The other interesting nation is for sure India, which is a full-throttle agriculture transition mode. Japan and India are both examples of countries that are embracing modernization and driving innovation in the agriculture industry, making them key players in the global market.
New trends in agriculture in India
Turning our attention to India, the agriculture industry is the backbone of the country’s economy. With a growing population and increasing demand for food, the sector has been undergoing significant changes to keep up with demand. The Green Revolution, which began in the 1960s, led to an increase in food grain production, while the diversification of crops has helped to improve soil fertility and quality. In recent years, there has been a growing trend in horticulture due to India’s soil conditions and textures, with floriculture contributing INR 266 billion to the Indian economy.
Agriculture is a crucial industry for India, providing livelihoods to 50-60% of the population and contributing 16% of the country’s GDP. However, the agriculture sector faces significant challenges, such as unpredictable monsoons, population growth, and insufficient irrigation systems, which negatively affect crop yields. To modernize the agriculture industry and address these issues, it is essential to utilize internet-based technologies to discover innovative ways to increase crop yields and overcome obstacles.

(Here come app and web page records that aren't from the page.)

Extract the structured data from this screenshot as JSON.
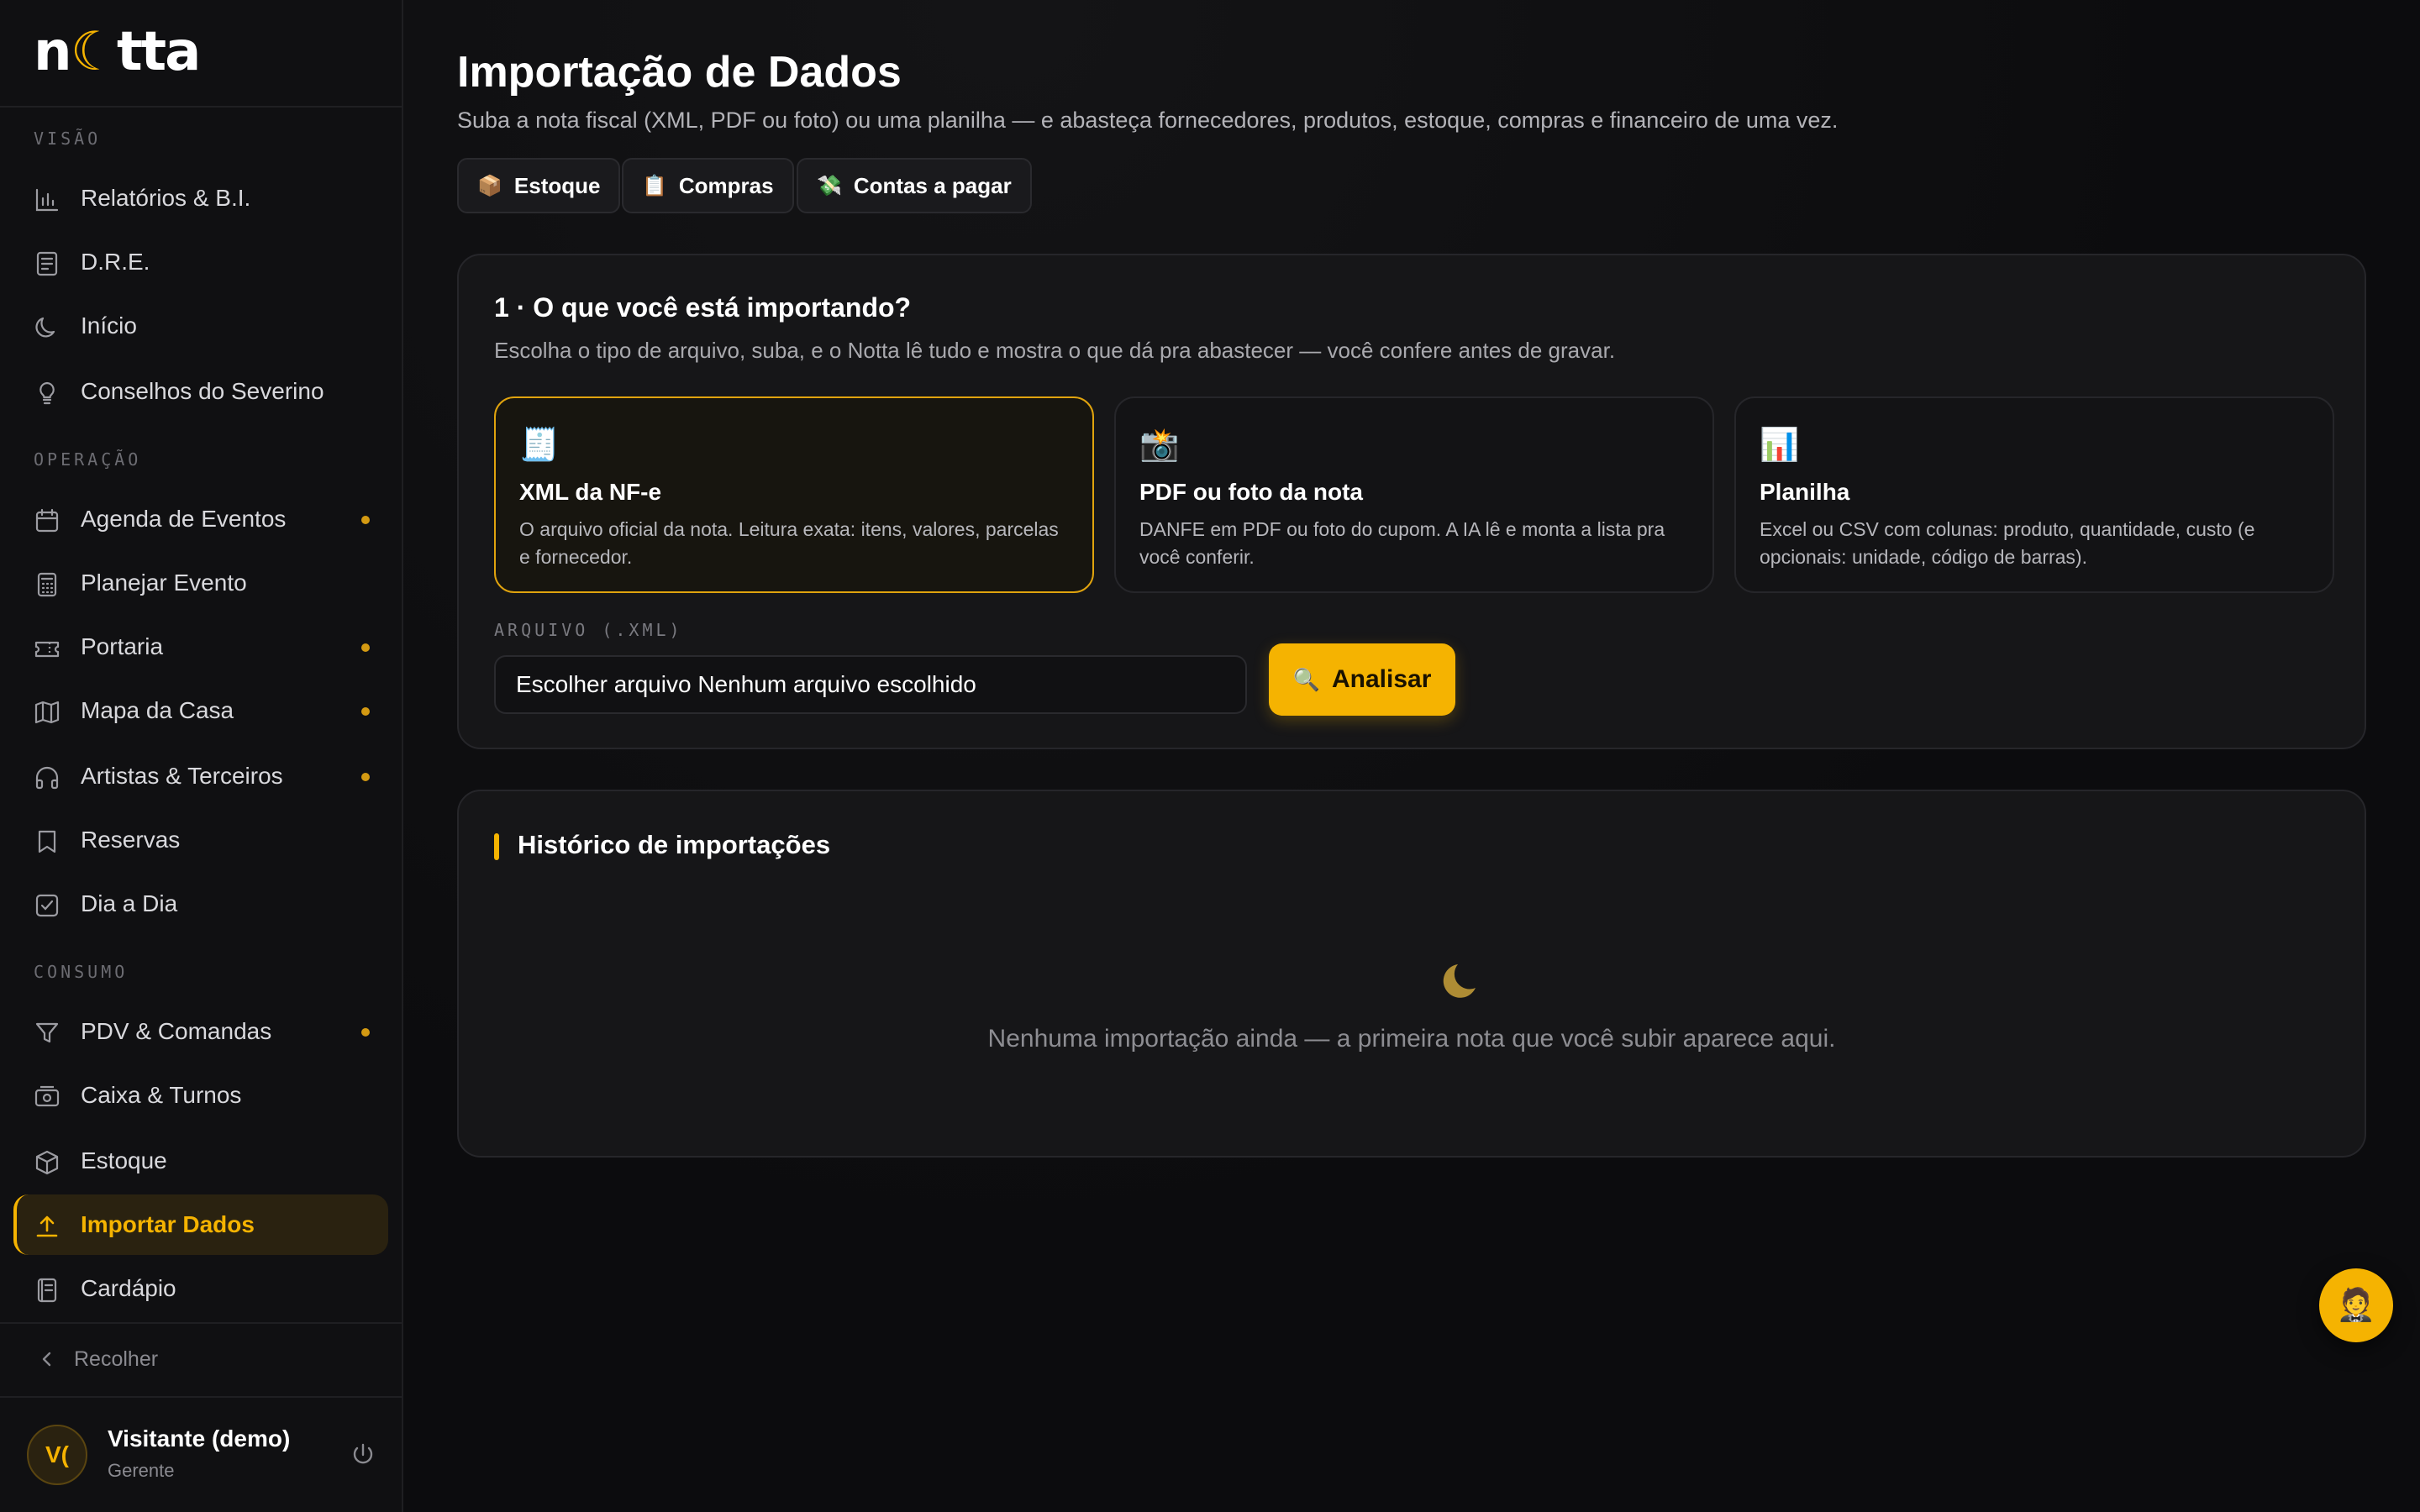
{
  "brand": {
    "logo_pre": "n",
    "logo_moon": "☾",
    "logo_post": "tta"
  },
  "sidebar": {
    "sections": {
      "visao": "VISÃO",
      "operacao": "OPERAÇÃO",
      "consumo": "CONSUMO"
    },
    "items": [
      {
        "label": "Relatórios & B.I.",
        "icon": "bar-chart-icon",
        "dot": false
      },
      {
        "label": "D.R.E.",
        "icon": "document-icon",
        "dot": false
      },
      {
        "label": "Início",
        "icon": "moon-icon",
        "dot": false
      },
      {
        "label": "Conselhos do Severino",
        "icon": "lightbulb-icon",
        "dot": false
      },
      {
        "label": "Agenda de Eventos",
        "icon": "calendar-icon",
        "dot": true
      },
      {
        "label": "Planejar Evento",
        "icon": "calculator-icon",
        "dot": false
      },
      {
        "label": "Portaria",
        "icon": "ticket-icon",
        "dot": true
      },
      {
        "label": "Mapa da Casa",
        "icon": "map-icon",
        "dot": true
      },
      {
        "label": "Artistas & Terceiros",
        "icon": "headphones-icon",
        "dot": true
      },
      {
        "label": "Reservas",
        "icon": "bookmark-icon",
        "dot": false
      },
      {
        "label": "Dia a Dia",
        "icon": "checkbox-icon",
        "dot": false
      },
      {
        "label": "PDV & Comandas",
        "icon": "filter-icon",
        "dot": true
      },
      {
        "label": "Caixa & Turnos",
        "icon": "cash-register-icon",
        "dot": false
      },
      {
        "label": "Estoque",
        "icon": "box-icon",
        "dot": false
      },
      {
        "label": "Importar Dados",
        "icon": "upload-icon",
        "dot": false
      },
      {
        "label": "Cardápio",
        "icon": "menu-book-icon",
        "dot": false
      }
    ],
    "collapse_label": "Recolher",
    "user": {
      "initials": "V(",
      "name": "Visitante (demo)",
      "role": "Gerente"
    }
  },
  "page": {
    "title": "Importação de Dados",
    "subtitle": "Suba a nota fiscal (XML, PDF ou foto) ou uma planilha — e abasteça fornecedores, produtos, estoque, compras e financeiro de uma vez.",
    "quick_links": [
      {
        "emoji": "📦",
        "label": "Estoque"
      },
      {
        "emoji": "📋",
        "label": "Compras"
      },
      {
        "emoji": "💸",
        "label": "Contas a pagar"
      }
    ]
  },
  "import_card": {
    "title": "1 · O que você está importando?",
    "subtitle": "Escolha o tipo de arquivo, suba, e o Notta lê tudo e mostra o que dá pra abastecer — você confere antes de gravar.",
    "options": [
      {
        "emoji": "🧾",
        "title": "XML da NF-e",
        "description": "O arquivo oficial da nota. Leitura exata: itens, valores, parcelas e fornecedor.",
        "selected": true
      },
      {
        "emoji": "📸",
        "title": "PDF ou foto da nota",
        "description": "DANFE em PDF ou foto do cupom. A IA lê e monta a lista pra você conferir.",
        "selected": false
      },
      {
        "emoji": "📊",
        "title": "Planilha",
        "description": "Excel ou CSV com colunas: produto, quantidade, custo (e opcionais: unidade, código de barras).",
        "selected": false
      }
    ],
    "file_label": "ARQUIVO (.XML)",
    "file_input_text": "Escolher arquivo Nenhum arquivo escolhido",
    "analyze_emoji": "🔍",
    "analyze_label": "Analisar"
  },
  "history": {
    "title": "Histórico de importações",
    "empty_text": "Nenhuma importação ainda — a primeira nota que você subir aparece aqui."
  },
  "fab": {
    "emoji": "🤵"
  },
  "colors": {
    "accent": "#f5b301",
    "background": "#0c0c0e",
    "sidebar": "#101012",
    "card": "#161618"
  }
}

One of the key solutions is to educate farmers on new farming practices and techniques. In many cases, farmers in India still rely on outdated and traditional methods that lead to resource depletion, crop damage, and over-farming. It is critical to provide farmers with modern and efficient farming practices that can sustainably increase crop yields and support their livelihoods.
In addition to education, employing modern technologies such as unmanned aerial vehicles (UAVs) can also help farmers locate suitable soil for crop growth. Smart irrigation systems, mechanized equipment, and pest control measures are also valuable tools to improve crop yields. To evaluate the performance of the crops, remote sensors can be used to measure various parameters such as humidity, air temperature, and soil quality.
In addition to these traditional farming practices, recent innovations in agricultural technology in India have been driving change in the industry. Precision farming, crop sensors, autonomous tractors, and drones are some of the new technologies being adopted by farmers to increase efficiency and productivity. Startups are also driving innovation in agriculture using technology like the Internet of Things (IoT), Artificial Intelligence (AI), and machine learning. The impact of technology on Indian agriculture has been significant, making farming more efficient and productive, reducing waste, and optimizing crop yields. These advancements are also contributing to India’s economy and food security.
The agriculture industry is evolving rapidly, and farmers must adapt to stay competitive. Embracing modern farming practices, such as the use of innovative technology and sustainable practices, can help increase efficiency, productivity, and profitability while reducing environmental impact. With the help of advancements in farm connectivity and modernization, farmers can take advantage of new opportunities and push the boundaries of what is possible in agriculture.
I hope you like my little excursion, thanks for reading!